    • Render prompt first aid, doing only the minimum necesary to prevent more serious injuries. If the injury or illness appears serious, have someone call for an ambulance (9-911 or 911 from a cell phone).
    • Report all accidents that cause injury, no matter how minor, immediately to your supervisor and the Department Safety Chair, so that an Accident Report can be completed.

Should a spill/accident occur, it is the duty of the person involved to see that the area is cleaned up as soon as possible, using the proper safety precautions. Should that person be incapacitated due to the accident, no one should begin the clean up until the proper procedure is known and the necessary safety equipment is available.

All graduate students, post-doctoral fellows, and research personnel who have finished their program are required to clean their lab and desk area prior to departure. They must properly store or dispose of all chemicals. It is the responsibility of the supervisor to see that this procedure is carried out.

Regular safety inspections are conducted throughout the year. Supervisors are responsible for safety in their area and should ensure that students and other personnel maintain a safe environment.

All employees must have some form of training in the area of Health and Safety. The following key courses are available from Safety Resources.

  • a) Laboratory Safety – compulsory for all employees working in the laboratories (staff, students, faculty).
  • b) WHMIS  – compulsory for all employees working in the laboratories (staff, students, faculty).
  • c) Safety Orientation for Employees – compulsory for all new staff and faculty.

Please see the list of Safety Training courses for more information.


Chemical Engineering Student Society

Who are we? The Executive of the Chemical Engineering Student Society is comprised of individuals elected by students of the college to represent their interests. 

What do we do? Our representatives facilitate social outings, conduct tutorials and organize graduation ceremonies for students who convocate in the spring.

Our Mission: ChESS was formed with the purpose to build relationships and foster a community within the Department of Chemical Engineering.

How can I participate in events or get involved with ChESS?  

You can contact us by email at: chess.president@sess.usask.ca

Check out our facebook page for information on events going on within the college: www.facebook.com/groups/869774483151902/

For even more updates follow us on Instagram at: www.instagram.com/usask_chess/

Elections are held every April for the oncoming year.

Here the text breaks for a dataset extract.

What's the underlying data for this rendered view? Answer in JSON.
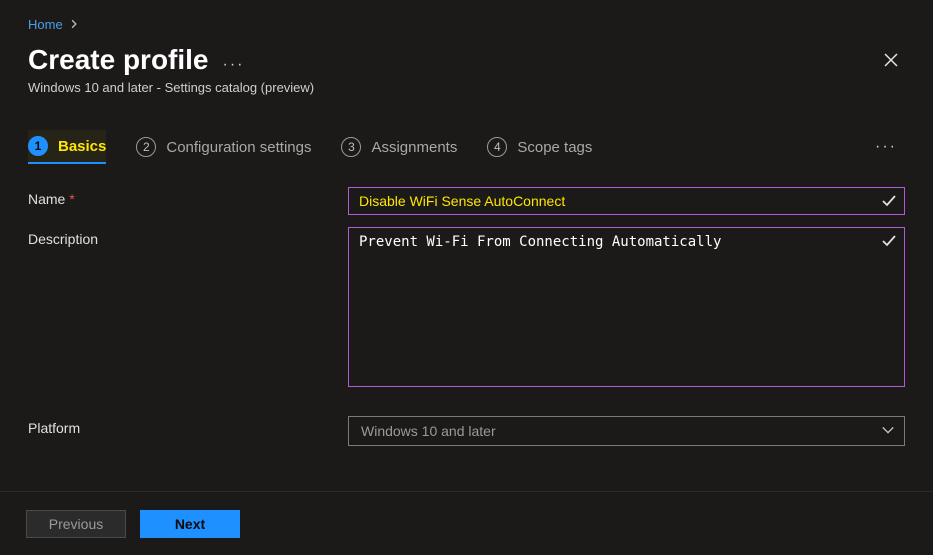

CBE Women in Engineering

We support and empower female engineering students in the Department of Chemical and Biological Engineering.

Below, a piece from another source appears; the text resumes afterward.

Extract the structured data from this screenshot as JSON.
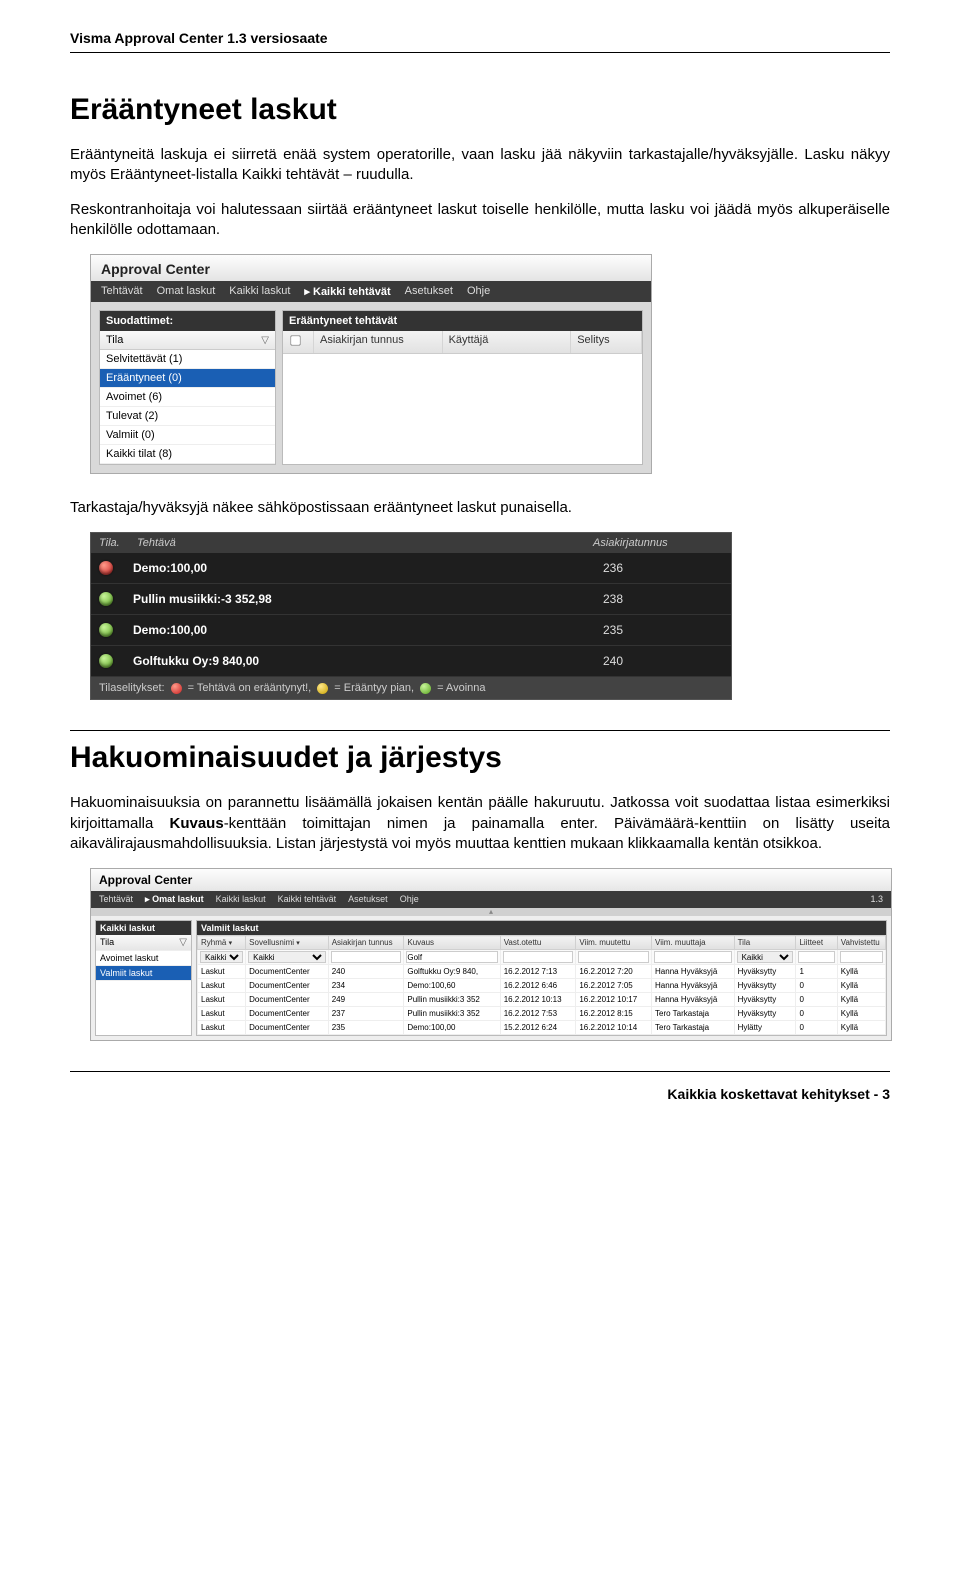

Visit the Women in Engineering: Chemical and Biological Engineering webpage.

Contact Us